The composer in 1777
Key G major
Catalogue K. 140
Composed 1773 (1773): Salzburg
Movements 6
Vocal SATB choir and soloists
  • strings
  • organ

The Missa brevis[1] in G major, K. 140, K3 Anh. 235d, K6 Anh. C 1.12, was probably composed by Wolfgang Amadeus Mozart shortly after returning to Salzburg, in March 1773, from his third trip to Italy.[2]

Walter Senn, who published the Mass in 1968 for the Neue Mozart-Ausgabe, notes that this Mass is the only one Mozart composed along the lines of the Pastoral Mass type.[2]

Attribution to Mozart - time of origin[edit]

Ludwig von Köchel, in the first edition of his catalog of Mozart's music, thought the Mass roughly contemporary with Lucio Silla and "Exsultate, jubilate" (1772-1773). Alfred Einstein thought its original composition to be closer to that of the sixth Serenade (1776) with his revision of Köchel's catalog in 1937. Otto Jahn, Franz Giegling and others thought it not to be by Mozart at all.

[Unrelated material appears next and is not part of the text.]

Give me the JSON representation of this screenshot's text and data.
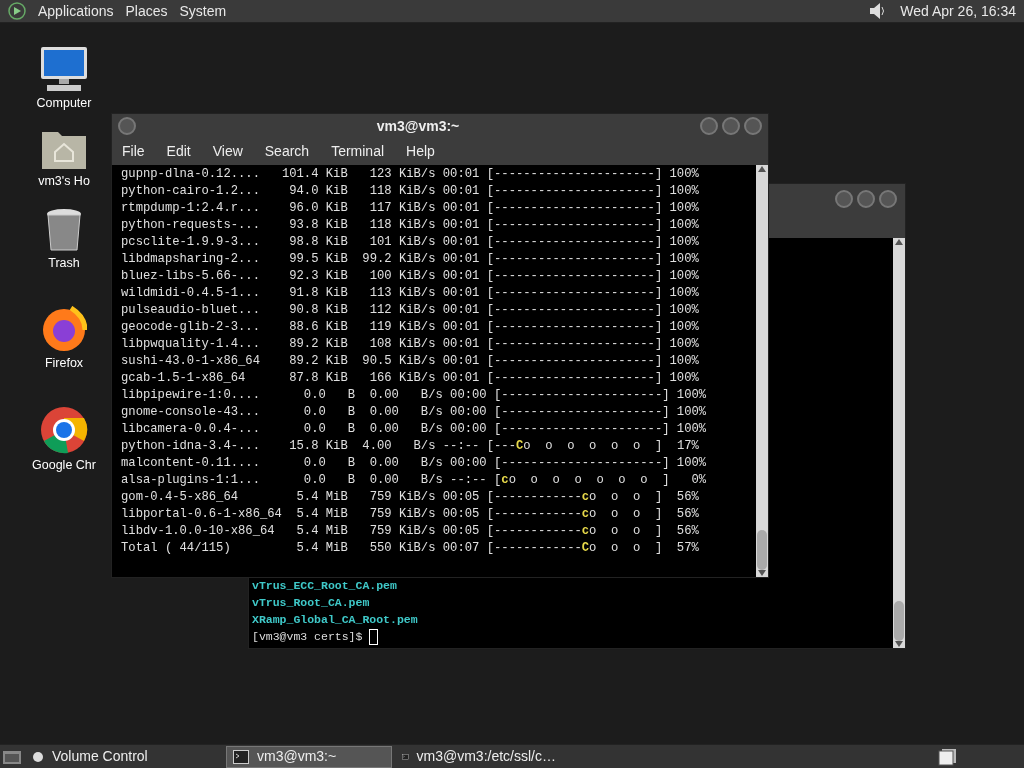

The work was accepted as genuine by Walter Senn: he published the Mass as No. 5 in the Neue Mozart-Ausgabe in 1968.[2] The earliest surviving score and parts, found in a cloister in Augsburg, Germany, were prepared by a copyist, with completions and corrections in Mozart's hand.[3] Senn assumes the Mass was composed in 1773, after Mozart had returned from Italy in March.[2]

Movements and orchestration[edit]

The mass is scored for soloists, choir, strings and organ, the latter playing from figured bass. The setting is divided into six movements:

  1. Kyrie Andantino, G major, 3/4
  2. Gloria Allegro, G major, 6/8
    "Laudamus te" Andantino, 3/8
  3. Credo Allegro, G major, common time
    "Et incarnatus est" Andantino, E-flat major, 3/4
    "Et resurrexit" Allegro, G major, common time
  4. Sanctus Andante, G major, 3/4
    "Pleni sunt caeli" Allegro vivace, 2/4
  5. Benedictus Andante, C major, 2/4
    "Osanna" Allegro vivace, G major
  6. Agnus Dei Andante, G major, common time
    "Dona nobis pacem" Allegro, G major, 3/8


  1. ^ David Humphreys. "Sacred Music" in The Mozart Compendium: A Guide to Mozart's Life and Music, H. C. Robbins Landon (ed.). New York: Schirmer; London: Thames and Hudson. 1990. pp. 312–314.
  2. ^ a b c d Senn 1968, pp. XIII-XV
  3. ^ Green 2002, p. 104


External links[edit]